“China is ready to retaliate,” warned Hampl. China has apparently reduced their initial $50 billion list to $34 billion to match what is currently the U.S. tariff list – the Ministry of Finance has apparently posted the list.

Hampl was also quoted earlier today in Politico. Full article is available here, subscription required.

USCIB Meets with Interagency Group on Customs E-commerce

USCIB and the U.S. Chamber partnered on an industry day with the U.S. Government interagency group on the  World Customs Organization (WCO) Cross-Board E-Commerce Framework of Standards (FoS) on June 14 in Washington DC, in preparation for upcoming WCO E-Commerce Working Group meetings, as well as WCO Policy Commission and Council meetings that will take place over the next few weeks in Brussels, Belgium. The event included robust representation from the U.S. government, more than 10 agencies, including Department of Homeland Security, Customs and Border Protection, Departments of Commerce and State, the Federal Trade Commission and the National Security Council.

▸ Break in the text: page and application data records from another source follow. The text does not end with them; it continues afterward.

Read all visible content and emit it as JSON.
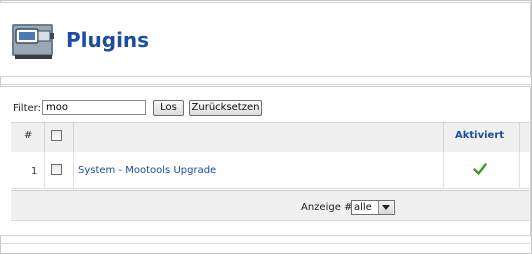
{
  "header": {
    "title": "Plugins",
    "icon": "plugin-icon"
  },
  "filter": {
    "label": "Filter:",
    "value": "moo",
    "go_label": "Los",
    "reset_label": "Zurücksetzen"
  },
  "table": {
    "columns": [
      "#",
      "",
      "",
      "Aktiviert"
    ],
    "rows": [
      {
        "num": "1",
        "name": "System - Mootools Upgrade",
        "enabled": true
      }
    ]
  },
  "footer": {
    "display_label": "Anzeige #",
    "display_value": "alle"
  },
  "colors": {
    "accent": "#1c4ea0",
    "check": "#3a9a22"
  }
}
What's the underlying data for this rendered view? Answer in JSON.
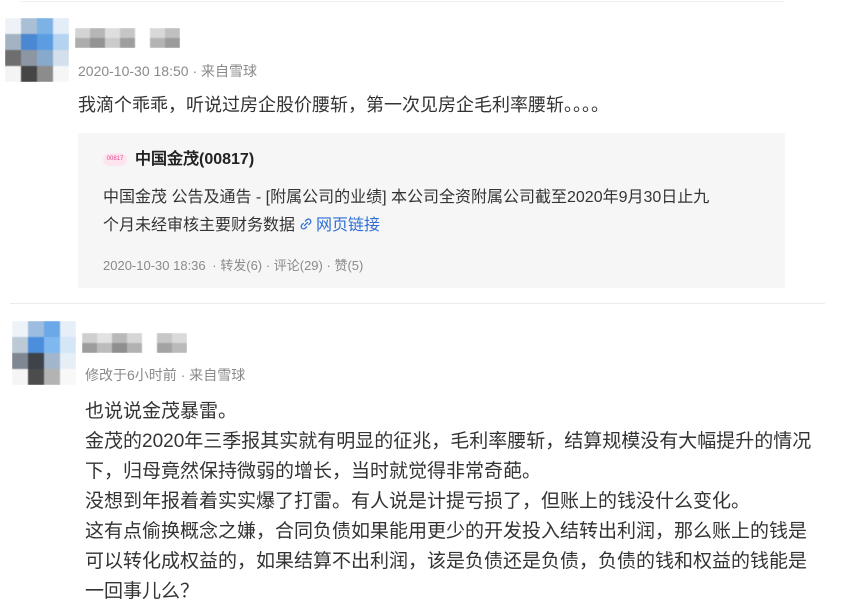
{
  "colors": {
    "text": "#333333",
    "title": "#222222",
    "meta": "#8a8a8a",
    "link": "#2f6fd6",
    "card_background": "#f6f6f6",
    "badge_text": "#e0468f",
    "badge_background": "#fde4ef",
    "divider": "#ebebeb"
  },
  "icons": {
    "stock_badge": "stock-badge-icon",
    "web_link": "link-icon"
  },
  "posts": [
    {
      "meta": {
        "time": "2020-10-30 18:50",
        "separator": "·",
        "source": "来自雪球"
      },
      "body_lines": [
        "我滴个乖乖，听说过房企股价腰斩，第一次见房企毛利率腰斩。。。。"
      ],
      "quote": {
        "badge_label": "00817",
        "title": "中国金茂(00817)",
        "text_lines": [
          "中国金茂 公告及通告 - [附属公司的业绩] 本公司全资附属公司截至2020年9月30日止九",
          "个月未经审核主要财务数据"
        ],
        "link_label": "网页链接",
        "footer": {
          "time": "2020-10-30 18:36",
          "separator": "·",
          "retweets": "转发(6)",
          "comments": "评论(29)",
          "likes": "赞(5)"
        }
      }
    },
    {
      "meta": {
        "time": "修改于6小时前",
        "separator": "·",
        "source": "来自雪球"
      },
      "body_lines": [
        "也说说金茂暴雷。",
        "金茂的2020年三季报其实就有明显的征兆，毛利率腰斩，结算规模没有大幅提升的情况",
        "下，归母竟然保持微弱的增长，当时就觉得非常奇葩。",
        "没想到年报着着实实爆了打雷。有人说是计提亏损了，但账上的钱没什么变化。",
        "这有点偷换概念之嫌，合同负债如果能用更少的开发投入结转出利润，那么账上的钱是",
        "可以转化成权益的，如果结算不出利润，该是负债还是负债，负债的钱和权益的钱能是",
        "一回事儿么？"
      ]
    }
  ]
}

The meeting provided a unique opportunity for industry to express views into the U.S.G. position development process on cross-border e-commerce at the WCO.  There have been several versions of a draft Cross-Border E-Commerce FoS since early 2018. Several WCO Members have raised concerns with aspects of the draft FoS (e.g., content, scope, transparency, and pace of the process). As a result, at the April WCO meetings, the E-Commerce Working Group convened and made significant changes to the draft FoS.  In June, the WCO Policy Commission and Council will consider the 15 standards of the WCO E-Commerce FoS, respective introductions, and Resolution as well as a request for extension to Working Group. This week, the U.S. delegation is participating in E-Commerce Working Group meetings, where they will advance its positions on the definitions, data elements, and Technical Specifications.

“Following this productive exchange, we look forward to continuing our partnership on this matter and look forward to future, productive, engagement with the interagency group,” said USCIB Director for Customs and Trade Facilitation Megan Giblin.